The big news for the month is “we’re not getting any younger”. We all know that but sometimes life conspires to bring that fact to your attention, hard. For me it’s a combination of a few of my own health/aging issues (minor, as these things go) and my Dad’s health/aging issues (not minor at all).

Dad has gone through yet another cycle of getting quite sick and mentally zonked at home, then a stay in the hospital to treat a few things, and then a stay in a rehab hospital to deal with the aftermath of being ill in his mid-80s. So I and a couple of my brothers have made the trip to eastern KY to do what we can.
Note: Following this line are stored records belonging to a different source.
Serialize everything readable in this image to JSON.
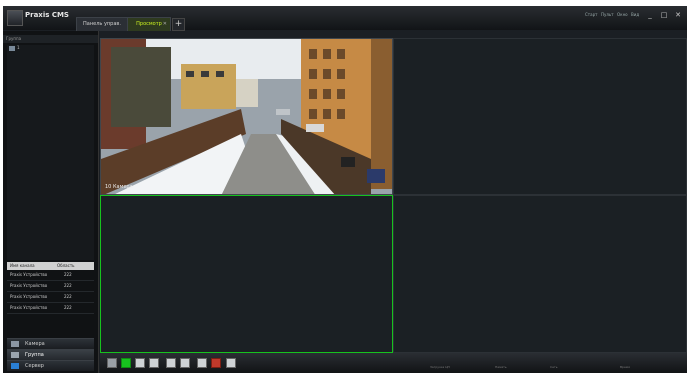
{
  "app": {
    "title": "Praxis CMS",
    "tabs": [
      {
        "label": "Панель управ."
      },
      {
        "label": "Просмотр"
      }
    ],
    "add_tab_label": "+",
    "menu": [
      "Старт",
      "Пульт",
      "Окно",
      "Вид"
    ],
    "window_buttons": [
      "_",
      "□",
      "✕"
    ]
  },
  "left_panel": {
    "header": "Группа",
    "tree_item": "1",
    "device_table": {
      "headers": [
        "Имя канала",
        "Область"
      ],
      "rows": [
        [
          "Praxis Устройство",
          "222"
        ],
        [
          "Praxis Устройство",
          "222"
        ],
        [
          "Praxis Устройство",
          "222"
        ],
        [
          "Praxis Устройство",
          "222"
        ]
      ]
    },
    "nav_buttons": [
      {
        "label": "Камера",
        "icon": "camera-icon"
      },
      {
        "label": "Группа",
        "icon": "group-icon"
      },
      {
        "label": "Сервер",
        "icon": "server-icon"
      }
    ]
  },
  "viewer": {
    "camera_label": "10 Камера"
  },
  "toolbar": {
    "buttons": [
      "single-layout-icon",
      "grid-4-icon",
      "grid-9-icon",
      "grid-16-icon",
      "grid-25-icon",
      "grid-36-icon",
      "record-icon",
      "snapshot-icon",
      "fullscreen-icon"
    ],
    "accent": "#17c21e"
  },
  "status": [
    "Загрузка ЦП",
    "Память",
    "Сеть",
    "Время"
  ]
}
Assuming responsibility for my Dad’s well-being is scary, and I’m really glad I’ve got my family for support. There’s soooo much to do. Assuming Dad gets enough of his health back, we hope to move them to Louisville where they’ll have a better family and medical support system. But that involves moving stuff, changing their MDs, financial changes and commitments, huge change for them…it’s daunting.

But this aging thing is something we’ll all go through and I’m glad we’re here for Dad on this part of his journey. For the next few weeks and months we’ll be sorting through the details of their lives, trying to make whatever time they’re got left a bit better. Wish us luck.

Thanks(giving) it’s over

We had a great Thanksgiving Day meal with friends and family. Great people joining us, enough food for a small village and a great selection of wines and desserts. My traditional over-the-top meal, if I say so myself. My most ambitious dish, a turkey breast in mole sauce, was good but not great. I was going for great. The mole was missing something – not sure what – and the turkey breast shredded when I tried to cut it. So it goes.

And now for 2+ days after that I’ve indulged in a favorite time of year. Leftovers, holiday movies and general sloth. It’s truly an indulgence. But unlike past years when I was younger and healthier, after a couple of days of couch sitting and leftovers every couple of hours, I don’t feel too well. Pretty bad, in fact. The body just can’t take the abuse it used to.

So…today starts an effort to regain health. It isn’t that complicated. Just eat less than 2000 calories per day, get 30+ minutes of exercise each day and keep alcohol to a minimum (if at all). Eat less, drink less, get some exercise and write every day. Uncomplicated but hard to stick with. We’ll see.

In other holiday news my dad isn’t doing well. While my health issues are relatively minor and fixable, his aren’t. He’s very weak, not eating, falling down a lot. Several of us think he has congestive heart failure, but we haven’t gotten that specific diagnosis from an MD yet. That may not matter – it’s just putting a name to the thing that’s killing him with little/no hope of doing much about it. I’m on my way to see him in the next couple of weeks.

All in all, I have to say the holidays feel different now that I’m retired. They’re not the gigantic break in routine from going-to-work that they used to be. Whatever happened on the holidays…that break from work was something. Now, the holidays are actually more work than a regular day. Not complaining, just observing the difference.